Although many businesses are registered in Delaware, they do not all operate within the state. Many have operations in other states throughout the country. As such it is not uncommon for a case within the Court of Chancery to have concurrent cases moving forward in other states. In a recent example, a business owner attempted to use Delaware law to his advantage while also navigating a proceeding on a similar matter in Florida. In some cases, this can work to the plaintiff’s benefit. In this case, it did not.

Facts of the case

The case involves a group of six Delaware limited liability companies known as Alternative Globe Companies with three individuals, Richard Cardinale, David Feingold, and Michael Dazzo, who served as managers and members. On January 28, 2022, Feingold and Dazzo resigned from their positions as managers and withdrew as members. Upon the resignation, Cardinale moved forward with this dispute in the Court of Chancery to demand Feingold and Dazzo return all books, records, and other assets belonging to Alternative Globe Companies.

Cardinale points to the Delaware Limited Liability Company Act Section 18-110 and 18-111 for declaratory relief. Feingold and Dazzo countered with a request for dismissal or stay of the action due to an earlier case currently moving forward in Florida. In the Florida case, Feingold and Dazzo have accused Cardinale of fraudulent charges related to keeping a second set of books. It is this second set of books that Cardinale is requesting in the Court of Chancery case.


The Court of Chancery has jurisdiction when one of the following is present:

  1. A plaintiff seeks an equitable claim;
  2. A plaintiff requests equitable relief and there is no adequate remedy at law; or
  3. Jurisdiction is present by statute.

Cardinale claims the third option applies under the law noted above.
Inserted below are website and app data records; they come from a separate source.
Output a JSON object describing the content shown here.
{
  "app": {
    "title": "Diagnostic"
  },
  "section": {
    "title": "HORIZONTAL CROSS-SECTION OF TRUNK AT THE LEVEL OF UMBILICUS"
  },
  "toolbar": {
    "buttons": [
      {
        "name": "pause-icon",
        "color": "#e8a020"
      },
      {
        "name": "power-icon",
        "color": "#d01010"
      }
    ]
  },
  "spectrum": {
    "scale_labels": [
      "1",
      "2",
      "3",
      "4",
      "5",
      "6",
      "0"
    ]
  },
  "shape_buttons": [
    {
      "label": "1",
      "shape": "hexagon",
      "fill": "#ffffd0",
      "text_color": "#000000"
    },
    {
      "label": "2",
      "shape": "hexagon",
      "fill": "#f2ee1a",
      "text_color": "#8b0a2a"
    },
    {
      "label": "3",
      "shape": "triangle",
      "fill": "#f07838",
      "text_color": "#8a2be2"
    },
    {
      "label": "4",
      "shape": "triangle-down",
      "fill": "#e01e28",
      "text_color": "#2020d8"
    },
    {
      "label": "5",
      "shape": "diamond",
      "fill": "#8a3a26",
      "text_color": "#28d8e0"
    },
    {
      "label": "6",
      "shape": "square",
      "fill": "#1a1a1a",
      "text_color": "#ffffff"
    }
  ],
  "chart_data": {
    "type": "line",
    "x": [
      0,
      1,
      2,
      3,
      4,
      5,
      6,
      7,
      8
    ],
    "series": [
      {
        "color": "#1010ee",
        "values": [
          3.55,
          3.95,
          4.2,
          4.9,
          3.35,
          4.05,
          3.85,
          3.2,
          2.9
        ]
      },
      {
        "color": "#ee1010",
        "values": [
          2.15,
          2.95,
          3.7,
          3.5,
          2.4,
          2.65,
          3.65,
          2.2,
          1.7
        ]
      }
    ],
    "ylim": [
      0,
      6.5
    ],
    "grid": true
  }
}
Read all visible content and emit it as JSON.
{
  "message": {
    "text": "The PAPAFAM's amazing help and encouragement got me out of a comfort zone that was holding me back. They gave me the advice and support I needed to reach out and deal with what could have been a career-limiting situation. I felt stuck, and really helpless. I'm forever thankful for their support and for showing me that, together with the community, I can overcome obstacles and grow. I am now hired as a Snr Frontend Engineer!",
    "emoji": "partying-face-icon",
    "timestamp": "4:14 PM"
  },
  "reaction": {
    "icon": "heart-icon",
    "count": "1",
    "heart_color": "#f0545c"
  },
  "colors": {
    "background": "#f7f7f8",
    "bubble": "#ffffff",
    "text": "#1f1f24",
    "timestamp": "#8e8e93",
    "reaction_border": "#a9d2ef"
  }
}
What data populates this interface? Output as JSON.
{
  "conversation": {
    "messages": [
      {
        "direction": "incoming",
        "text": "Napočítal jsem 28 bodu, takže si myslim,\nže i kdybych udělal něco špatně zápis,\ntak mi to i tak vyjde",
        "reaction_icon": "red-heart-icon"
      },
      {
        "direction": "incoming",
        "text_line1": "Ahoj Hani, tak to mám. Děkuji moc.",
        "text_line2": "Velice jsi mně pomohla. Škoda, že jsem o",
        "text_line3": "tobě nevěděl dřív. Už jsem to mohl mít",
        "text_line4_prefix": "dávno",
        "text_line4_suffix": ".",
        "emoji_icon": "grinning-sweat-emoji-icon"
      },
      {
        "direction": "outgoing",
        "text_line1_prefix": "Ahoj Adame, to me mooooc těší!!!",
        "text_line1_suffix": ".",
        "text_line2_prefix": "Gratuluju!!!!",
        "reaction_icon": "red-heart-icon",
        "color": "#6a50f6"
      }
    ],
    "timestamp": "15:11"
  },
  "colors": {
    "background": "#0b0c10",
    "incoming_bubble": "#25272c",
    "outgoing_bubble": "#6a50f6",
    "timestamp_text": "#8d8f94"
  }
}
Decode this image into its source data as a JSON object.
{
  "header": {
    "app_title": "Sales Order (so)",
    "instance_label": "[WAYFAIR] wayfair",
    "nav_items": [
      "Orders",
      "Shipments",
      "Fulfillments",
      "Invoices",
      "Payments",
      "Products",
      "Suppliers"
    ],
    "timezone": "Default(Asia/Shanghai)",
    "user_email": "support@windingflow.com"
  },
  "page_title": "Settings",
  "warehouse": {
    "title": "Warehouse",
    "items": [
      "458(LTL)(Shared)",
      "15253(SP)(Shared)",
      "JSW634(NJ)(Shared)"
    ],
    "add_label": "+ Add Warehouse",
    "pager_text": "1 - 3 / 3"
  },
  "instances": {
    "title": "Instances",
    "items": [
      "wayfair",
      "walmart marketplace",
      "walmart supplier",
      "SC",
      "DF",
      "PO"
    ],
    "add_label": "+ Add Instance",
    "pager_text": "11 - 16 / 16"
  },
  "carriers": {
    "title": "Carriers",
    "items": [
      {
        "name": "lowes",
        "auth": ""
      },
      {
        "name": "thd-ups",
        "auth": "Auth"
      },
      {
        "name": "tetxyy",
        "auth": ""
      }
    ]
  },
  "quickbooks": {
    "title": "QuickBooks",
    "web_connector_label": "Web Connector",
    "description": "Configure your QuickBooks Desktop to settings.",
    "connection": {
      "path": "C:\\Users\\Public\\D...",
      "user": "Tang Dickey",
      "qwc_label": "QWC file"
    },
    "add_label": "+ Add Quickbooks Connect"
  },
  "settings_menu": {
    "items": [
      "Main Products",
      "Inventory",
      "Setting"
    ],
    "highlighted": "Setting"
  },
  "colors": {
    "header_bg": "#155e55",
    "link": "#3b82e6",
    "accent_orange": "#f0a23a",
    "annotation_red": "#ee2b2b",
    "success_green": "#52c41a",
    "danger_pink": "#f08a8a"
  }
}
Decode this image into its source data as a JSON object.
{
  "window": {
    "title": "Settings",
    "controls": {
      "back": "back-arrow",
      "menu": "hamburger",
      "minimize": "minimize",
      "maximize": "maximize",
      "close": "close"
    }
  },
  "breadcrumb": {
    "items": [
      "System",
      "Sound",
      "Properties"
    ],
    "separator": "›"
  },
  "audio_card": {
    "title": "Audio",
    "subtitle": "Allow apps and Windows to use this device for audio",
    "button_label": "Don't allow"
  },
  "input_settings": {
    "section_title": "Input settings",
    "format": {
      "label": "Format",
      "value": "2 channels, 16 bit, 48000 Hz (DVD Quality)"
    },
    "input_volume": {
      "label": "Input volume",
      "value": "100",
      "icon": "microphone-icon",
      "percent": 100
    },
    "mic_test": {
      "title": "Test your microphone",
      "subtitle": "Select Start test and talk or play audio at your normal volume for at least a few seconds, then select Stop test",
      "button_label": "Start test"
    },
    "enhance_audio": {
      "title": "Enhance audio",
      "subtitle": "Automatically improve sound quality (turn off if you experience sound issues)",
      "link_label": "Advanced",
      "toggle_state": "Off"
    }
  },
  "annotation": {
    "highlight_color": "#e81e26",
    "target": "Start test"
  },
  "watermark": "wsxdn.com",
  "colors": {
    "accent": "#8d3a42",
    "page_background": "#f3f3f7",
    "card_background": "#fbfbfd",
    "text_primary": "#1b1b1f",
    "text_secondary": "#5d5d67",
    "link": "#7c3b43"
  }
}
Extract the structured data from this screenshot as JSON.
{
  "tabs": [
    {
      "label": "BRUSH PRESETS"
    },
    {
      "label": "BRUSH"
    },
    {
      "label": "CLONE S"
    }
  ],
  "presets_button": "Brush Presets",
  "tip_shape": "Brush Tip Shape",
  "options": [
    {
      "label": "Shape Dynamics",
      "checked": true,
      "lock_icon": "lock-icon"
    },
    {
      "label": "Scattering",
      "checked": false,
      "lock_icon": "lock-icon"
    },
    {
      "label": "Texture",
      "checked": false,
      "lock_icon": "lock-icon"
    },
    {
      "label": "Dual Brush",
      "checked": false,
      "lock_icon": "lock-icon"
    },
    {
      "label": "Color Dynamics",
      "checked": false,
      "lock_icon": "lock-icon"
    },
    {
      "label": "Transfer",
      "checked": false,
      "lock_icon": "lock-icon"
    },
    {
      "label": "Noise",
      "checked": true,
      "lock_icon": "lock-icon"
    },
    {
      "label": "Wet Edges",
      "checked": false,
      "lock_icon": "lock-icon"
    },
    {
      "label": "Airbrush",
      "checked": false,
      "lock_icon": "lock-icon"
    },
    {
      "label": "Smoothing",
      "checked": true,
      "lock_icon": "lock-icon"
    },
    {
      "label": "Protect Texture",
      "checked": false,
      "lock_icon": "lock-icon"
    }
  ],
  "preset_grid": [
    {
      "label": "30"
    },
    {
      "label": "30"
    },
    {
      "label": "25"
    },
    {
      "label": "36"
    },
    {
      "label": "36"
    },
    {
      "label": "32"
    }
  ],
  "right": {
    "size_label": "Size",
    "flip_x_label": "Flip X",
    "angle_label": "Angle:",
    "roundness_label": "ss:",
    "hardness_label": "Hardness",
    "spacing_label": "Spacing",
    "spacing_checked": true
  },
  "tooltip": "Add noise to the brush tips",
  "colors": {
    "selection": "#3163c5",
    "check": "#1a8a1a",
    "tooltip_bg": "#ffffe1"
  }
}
However, the Court of Chancery points out that Section 18-110 is very narrow. It provides for court ordered enforcement to produce all books, records, and assets when the situation relates to a question of who serves as manager.


In this case, there is no question who serves as manager. All parties agree that Cardinale is the manager. Since there is no controversy over this matter, the section of law used to support Cardinale’s argument does not apply, and the case cannot move forward.

Takeaway lessons

This case provides an important reminder of the complex nature of Court of Chancery proceedings. The Court of Chancery dismissed this claim and stated that Cardinale could file an appropriate claim in the proper court — which appears to be raised in the ongoing litigation in Florida.